━━━━━ Material for the task ━━━━━

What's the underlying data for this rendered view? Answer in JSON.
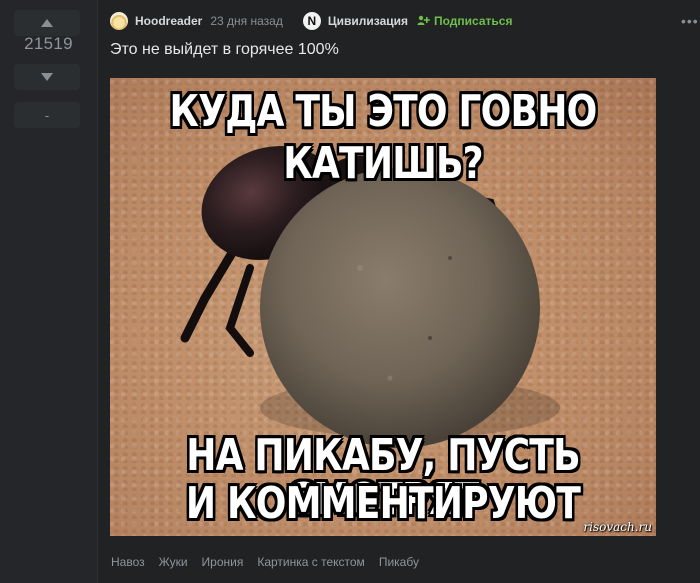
{
  "vote": {
    "rating": "21519",
    "minus_label": "-"
  },
  "header": {
    "author": "Hoodreader",
    "time": "23 дня назад",
    "community_icon_letter": "N",
    "community": "Цивилизация",
    "subscribe": "Подписаться",
    "subscribe_color": "#6fbf4a"
  },
  "story": {
    "title": "Это не выйдет в горячее 100%"
  },
  "meme": {
    "top_line_1": "КУДА ТЫ ЭТО ГОВНО",
    "top_line_2": "КАТИШЬ?",
    "bottom_line_1": "НА ПИКАБУ, ПУСТЬ СМОТРЯТ",
    "bottom_line_2": "И КОММЕНТИРУЮТ",
    "watermark": "risovach.ru"
  },
  "tags": [
    "Навоз",
    "Жуки",
    "Ирония",
    "Картинка с текстом",
    "Пикабу"
  ],
  "colors": {
    "background": "#202224",
    "sidebar": "#242629",
    "text_primary": "#e6e8ea",
    "text_muted": "#8f959a",
    "accent_green": "#6fbf4a"
  },
  "icons": {
    "more": "more-dots-icon",
    "vote_up": "triangle-up-icon",
    "vote_down": "triangle-down-icon",
    "subscribe": "subscribe-icon"
  }
}
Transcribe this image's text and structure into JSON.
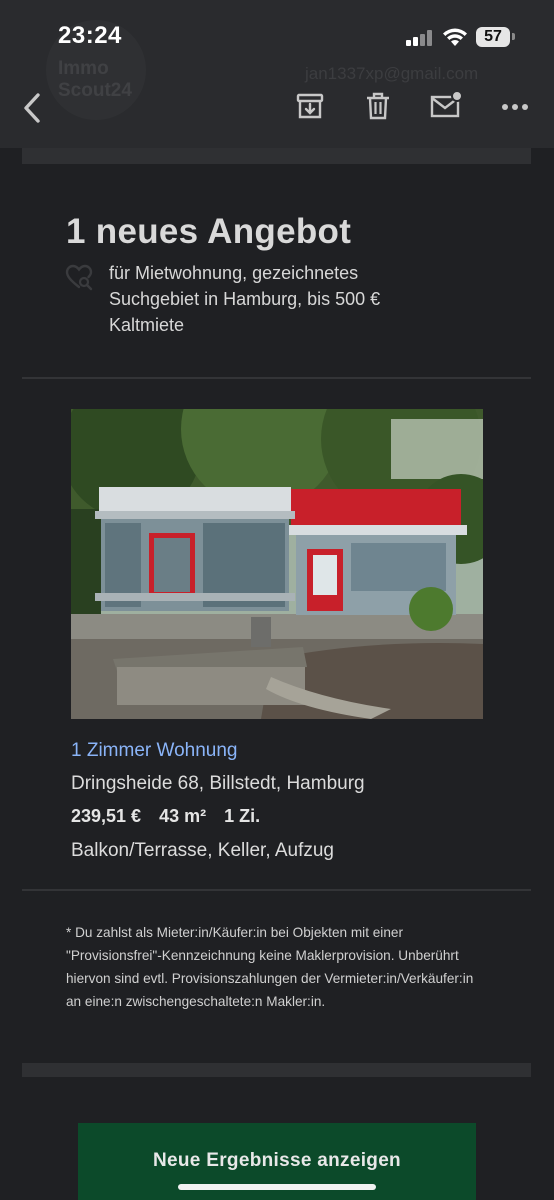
{
  "status_bar": {
    "time": "23:24",
    "battery": "57"
  },
  "header_ghost": {
    "logo_text": "Immo Scout24",
    "email": "jan1337xp@gmail.com"
  },
  "toolbar": {
    "back": "back-arrow-icon",
    "archive": "archive-icon",
    "delete": "trash-icon",
    "mark_unread": "mail-unread-icon",
    "more": "more-horizontal-icon"
  },
  "offer": {
    "title": "1 neues Angebot",
    "description": "für  Mietwohnung, gezeichnetes Suchgebiet in Hamburg, bis 500 € Kaltmiete"
  },
  "listing": {
    "name": "1 Zimmer Wohnung",
    "address": "Dringsheide 68, Billstedt, Hamburg",
    "price": "239,51 €",
    "area": "43 m²",
    "rooms": "1 Zi.",
    "features": "Balkon/Terrasse, Keller, Aufzug"
  },
  "disclaimer": "* Du zahlst als Mieter:in/Käufer:in bei Objekten mit einer \"Provisionsfrei\"-Kennzeichnung keine Maklerprovision. Unberührt hiervon sind evtl. Provisionszahlungen der Vermieter:in/Verkäufer:in an eine:n zwischengeschaltete:n Makler:in.",
  "cta": {
    "label": "Neue Ergebnisse anzeigen"
  },
  "colors": {
    "background": "#1f2023",
    "link": "#8ab4f8",
    "cta": "#0c4a2a"
  }
}
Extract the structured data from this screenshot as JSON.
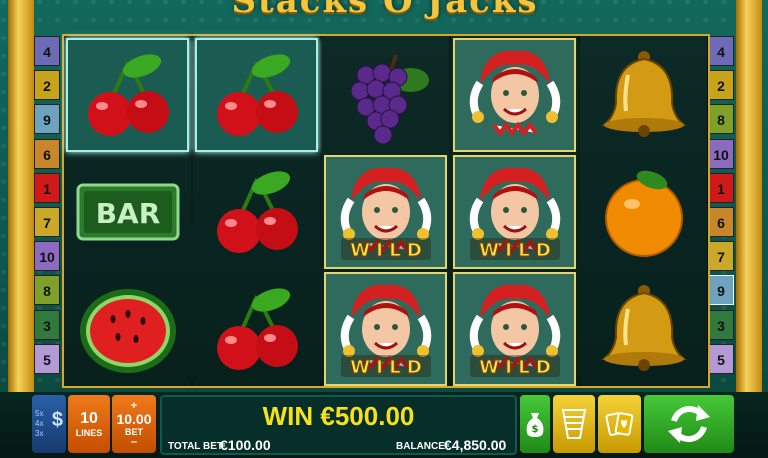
{
  "game": {
    "title": "Stacks O'Jacks"
  },
  "paylines": {
    "left": [
      "4",
      "2",
      "9",
      "6",
      "1",
      "7",
      "10",
      "8",
      "3",
      "5"
    ],
    "right": [
      "4",
      "2",
      "8",
      "10",
      "1",
      "6",
      "7",
      "9",
      "3",
      "5"
    ],
    "colors": [
      "#6d6ab8",
      "#c7a31a",
      "#6ea3bf",
      "#c8862a",
      "#d01a1a",
      "#c9a82a",
      "#8b6ac0",
      "#7fa12a",
      "#2f7a3c",
      "#b39ad6"
    ],
    "right_colors": [
      "#6d6ab8",
      "#c7a31a",
      "#7fa12a",
      "#8b6ac0",
      "#d01a1a",
      "#c8862a",
      "#c9a82a",
      "#6ea3bf",
      "#2f7a3c",
      "#b39ad6"
    ],
    "active_right": "9"
  },
  "reels": [
    [
      "cherry",
      "bar",
      "watermelon"
    ],
    [
      "cherry",
      "cherry",
      "cherry"
    ],
    [
      "grapes",
      "jester-wild",
      "jester-wild"
    ],
    [
      "jester",
      "jester-wild",
      "jester-wild"
    ],
    [
      "bell",
      "orange",
      "bell"
    ]
  ],
  "symbols": {
    "bar_text": "BAR",
    "wild_text": "W I L D"
  },
  "hud": {
    "win": "WIN €500.00",
    "total_bet_label": "TOTAL BET",
    "total_bet_value": "€100.00",
    "balance_label": "BALANCE",
    "balance_value": "€4,850.00",
    "lines_value": "10",
    "lines_label": "LINES",
    "bet_value": "10.00",
    "bet_label": "BET",
    "bet_plus": "+",
    "bet_minus": "–",
    "multipliers": [
      "5x",
      "4x",
      "3x"
    ],
    "dollar_icon": "$"
  }
}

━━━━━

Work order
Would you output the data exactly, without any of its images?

Answer to this exercise
What's the underlying data for this rendered view? Answer in JSON.
{
  "vote": {
    "rating": "21519",
    "minus_label": "-"
  },
  "header": {
    "author": "Hoodreader",
    "time": "23 дня назад",
    "community_icon_letter": "N",
    "community": "Цивилизация",
    "subscribe": "Подписаться",
    "subscribe_color": "#6fbf4a"
  },
  "story": {
    "title": "Это не выйдет в горячее 100%"
  },
  "meme": {
    "top_line_1": "КУДА ТЫ ЭТО ГОВНО",
    "top_line_2": "КАТИШЬ?",
    "bottom_line_1": "НА ПИКАБУ, ПУСТЬ СМОТРЯТ",
    "bottom_line_2": "И КОММЕНТИРУЮТ",
    "watermark": "risovach.ru"
  },
  "tags": [
    "Навоз",
    "Жуки",
    "Ирония",
    "Картинка с текстом",
    "Пикабу"
  ],
  "colors": {
    "background": "#202224",
    "sidebar": "#242629",
    "text_primary": "#e6e8ea",
    "text_muted": "#8f959a",
    "accent_green": "#6fbf4a"
  },
  "icons": {
    "more": "more-dots-icon",
    "vote_up": "triangle-up-icon",
    "vote_down": "triangle-down-icon",
    "subscribe": "subscribe-icon"
  }
}
Transcribe this image's text and structure into JSON.
{
  "status_bar": {
    "time": "23:24",
    "battery": "57"
  },
  "header_ghost": {
    "logo_text": "Immo Scout24",
    "email": "jan1337xp@gmail.com"
  },
  "toolbar": {
    "back": "back-arrow-icon",
    "archive": "archive-icon",
    "delete": "trash-icon",
    "mark_unread": "mail-unread-icon",
    "more": "more-horizontal-icon"
  },
  "offer": {
    "title": "1 neues Angebot",
    "description": "für  Mietwohnung, gezeichnetes Suchgebiet in Hamburg, bis 500 € Kaltmiete"
  },
  "listing": {
    "name": "1 Zimmer Wohnung",
    "address": "Dringsheide 68, Billstedt, Hamburg",
    "price": "239,51 €",
    "area": "43 m²",
    "rooms": "1 Zi.",
    "features": "Balkon/Terrasse, Keller, Aufzug"
  },
  "disclaimer": "* Du zahlst als Mieter:in/Käufer:in bei Objekten mit einer \"Provisionsfrei\"-Kennzeichnung keine Maklerprovision. Unberührt hiervon sind evtl. Provisionszahlungen der Vermieter:in/Verkäufer:in an eine:n zwischengeschaltete:n Makler:in.",
  "cta": {
    "label": "Neue Ergebnisse anzeigen"
  },
  "colors": {
    "background": "#1f2023",
    "link": "#8ab4f8",
    "cta": "#0c4a2a"
  }
}
Extract the structured data from this screenshot as JSON.
{
  "game": {
    "title": "Stacks O'Jacks"
  },
  "paylines": {
    "left": [
      "4",
      "2",
      "9",
      "6",
      "1",
      "7",
      "10",
      "8",
      "3",
      "5"
    ],
    "right": [
      "4",
      "2",
      "8",
      "10",
      "1",
      "6",
      "7",
      "9",
      "3",
      "5"
    ],
    "colors": [
      "#6d6ab8",
      "#c7a31a",
      "#6ea3bf",
      "#c8862a",
      "#d01a1a",
      "#c9a82a",
      "#8b6ac0",
      "#7fa12a",
      "#2f7a3c",
      "#b39ad6"
    ],
    "right_colors": [
      "#6d6ab8",
      "#c7a31a",
      "#7fa12a",
      "#8b6ac0",
      "#d01a1a",
      "#c8862a",
      "#c9a82a",
      "#6ea3bf",
      "#2f7a3c",
      "#b39ad6"
    ],
    "active_right": "9"
  },
  "reels": [
    [
      "cherry",
      "bar",
      "watermelon"
    ],
    [
      "cherry",
      "cherry",
      "cherry"
    ],
    [
      "grapes",
      "jester-wild",
      "jester-wild"
    ],
    [
      "jester",
      "jester-wild",
      "jester-wild"
    ],
    [
      "bell",
      "orange",
      "bell"
    ]
  ],
  "symbols": {
    "bar_text": "BAR",
    "wild_text": "W I L D"
  },
  "hud": {
    "win": "WIN €500.00",
    "total_bet_label": "TOTAL BET",
    "total_bet_value": "€100.00",
    "balance_label": "BALANCE",
    "balance_value": "€4,850.00",
    "lines_value": "10",
    "lines_label": "LINES",
    "bet_value": "10.00",
    "bet_label": "BET",
    "bet_plus": "+",
    "bet_minus": "–",
    "multipliers": [
      "5x",
      "4x",
      "3x"
    ],
    "dollar_icon": "$"
  }
}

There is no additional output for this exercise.